# [What you are asked to do]
What is needed here is an exact copy of all the records below.

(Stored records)
════════════════════
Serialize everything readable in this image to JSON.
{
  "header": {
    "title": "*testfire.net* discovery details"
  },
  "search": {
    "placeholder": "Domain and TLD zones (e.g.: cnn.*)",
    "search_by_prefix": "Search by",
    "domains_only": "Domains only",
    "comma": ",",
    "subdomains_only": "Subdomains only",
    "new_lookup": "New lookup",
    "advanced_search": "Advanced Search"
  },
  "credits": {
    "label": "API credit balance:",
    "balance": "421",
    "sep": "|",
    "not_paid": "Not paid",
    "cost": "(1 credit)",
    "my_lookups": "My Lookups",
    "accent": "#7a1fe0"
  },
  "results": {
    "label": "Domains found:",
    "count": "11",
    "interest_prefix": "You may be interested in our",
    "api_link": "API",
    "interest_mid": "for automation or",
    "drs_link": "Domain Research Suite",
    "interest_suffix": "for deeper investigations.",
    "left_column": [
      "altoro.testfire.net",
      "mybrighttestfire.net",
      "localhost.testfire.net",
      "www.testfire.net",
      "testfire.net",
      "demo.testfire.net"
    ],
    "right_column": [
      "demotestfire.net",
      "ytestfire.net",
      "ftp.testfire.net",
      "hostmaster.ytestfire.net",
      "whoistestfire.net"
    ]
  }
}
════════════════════
# [Task output]
Serialize everything readable in this image to JSON.
{
  "header": {
    "title": "*testfire.net* discovery details"
  },
  "search": {
    "placeholder": "Domain and TLD zones (e.g.: cnn.*)",
    "search_by_prefix": "Search by",
    "domains_only": "Domains only",
    "comma": ",",
    "subdomains_only": "Subdomains only",
    "new_lookup": "New lookup",
    "advanced_search": "Advanced Search"
  },
  "credits": {
    "label": "API credit balance:",
    "balance": "421",
    "sep": "|",
    "not_paid": "Not paid",
    "cost": "(1 credit)",
    "my_lookups": "My Lookups",
    "accent": "#7a1fe0"
  },
  "results": {
    "label": "Domains found:",
    "count": "11",
    "interest_prefix": "You may be interested in our",
    "api_link": "API",
    "interest_mid": "for automation or",
    "drs_link": "Domain Research Suite",
    "interest_suffix": "for deeper investigations.",
    "left_column": [
      "altoro.testfire.net",
      "mybrighttestfire.net",
      "localhost.testfire.net",
      "www.testfire.net",
      "testfire.net",
      "demo.testfire.net"
    ],
    "right_column": [
      "demotestfire.net",
      "ytestfire.net",
      "ftp.testfire.net",
      "hostmaster.ytestfire.net",
      "whoistestfire.net"
    ]
  }
}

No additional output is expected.